Use of taxon-specific models of phytoplankton assemblage composition and biomass for detecting impact

Zhao, Xuemin; Drakare, Stina; Johnson, Richard K.

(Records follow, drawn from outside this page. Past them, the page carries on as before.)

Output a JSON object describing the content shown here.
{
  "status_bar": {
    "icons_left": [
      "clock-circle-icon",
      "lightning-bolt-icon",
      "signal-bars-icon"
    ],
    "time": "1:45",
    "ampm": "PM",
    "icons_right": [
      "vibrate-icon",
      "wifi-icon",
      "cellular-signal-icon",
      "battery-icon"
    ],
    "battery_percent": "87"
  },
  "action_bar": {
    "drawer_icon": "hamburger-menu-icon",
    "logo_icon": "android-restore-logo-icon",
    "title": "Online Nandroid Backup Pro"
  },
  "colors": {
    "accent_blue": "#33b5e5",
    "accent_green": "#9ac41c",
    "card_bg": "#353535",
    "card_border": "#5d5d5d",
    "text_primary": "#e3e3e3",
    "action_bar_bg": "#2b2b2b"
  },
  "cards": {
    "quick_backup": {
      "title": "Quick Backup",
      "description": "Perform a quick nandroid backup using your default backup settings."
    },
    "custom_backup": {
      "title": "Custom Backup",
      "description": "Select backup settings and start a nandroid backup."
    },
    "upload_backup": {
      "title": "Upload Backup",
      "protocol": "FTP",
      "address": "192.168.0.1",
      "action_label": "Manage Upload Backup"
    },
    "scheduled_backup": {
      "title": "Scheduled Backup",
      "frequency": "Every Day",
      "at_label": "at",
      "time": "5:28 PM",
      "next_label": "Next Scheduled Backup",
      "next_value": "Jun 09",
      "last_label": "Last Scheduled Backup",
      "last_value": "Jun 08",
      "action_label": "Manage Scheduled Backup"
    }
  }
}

Phytoplankton is a functionally important taxonomic group commonly used in the assessment of lakes. Using data from minimally disturbed lakes (n = 151) and relatively easily obtained environmental variables, we modeled the probability of taxon occurrence and taxon-specific biomass (mg L-1) of 183 phytoplankton taxa using variables characterizing spatial context, ecosystem size and land cover. Data from lakes putatively affected by one or more pressures (n = 162) were used to evaluate responses to anthropogenic stress. Longitude and latitude were the two best predictors of phytoplankton biomass, followed by the percent of catchment area classified as coniferous forest area and altitude. Model accuracy was highest for relatively predominant taxa, and taxa with relatively wide distributions did not improve model accuracy. Assemblage similarity (1-BC index) and the phytoplankton trophic index (PTI) calculated using predicted and observed phytoplankton assemblages were used to evaluate model performance. Significant changes in phytoplankton assemblages were associated with agricultural and forestry pressures. Encouragingly the PTI index responded as predicted to agricultural land use but not forestry, implying that PTI was a robust indicator of agricultural effects and that forestry effects on assemblage composition were not related to increased nutrients. Combined, our findings showed that phytoplankton assemblages can be reliably predicted using a few, often readily available, environmental variables, and that predictions of assemblage composition and taxon-specific biomass and biological metrics based on phytoplankton taxon-specific biomass are reliable indicators of anthropogenic pressures, supporting their use in lake management.


Taxon-specific modelling; Random forest; Environmental pressures; Lakes; Phytoplankton; Biomass

Published in

Ecological Indicators
2019, Volume: 97, pages: 447-456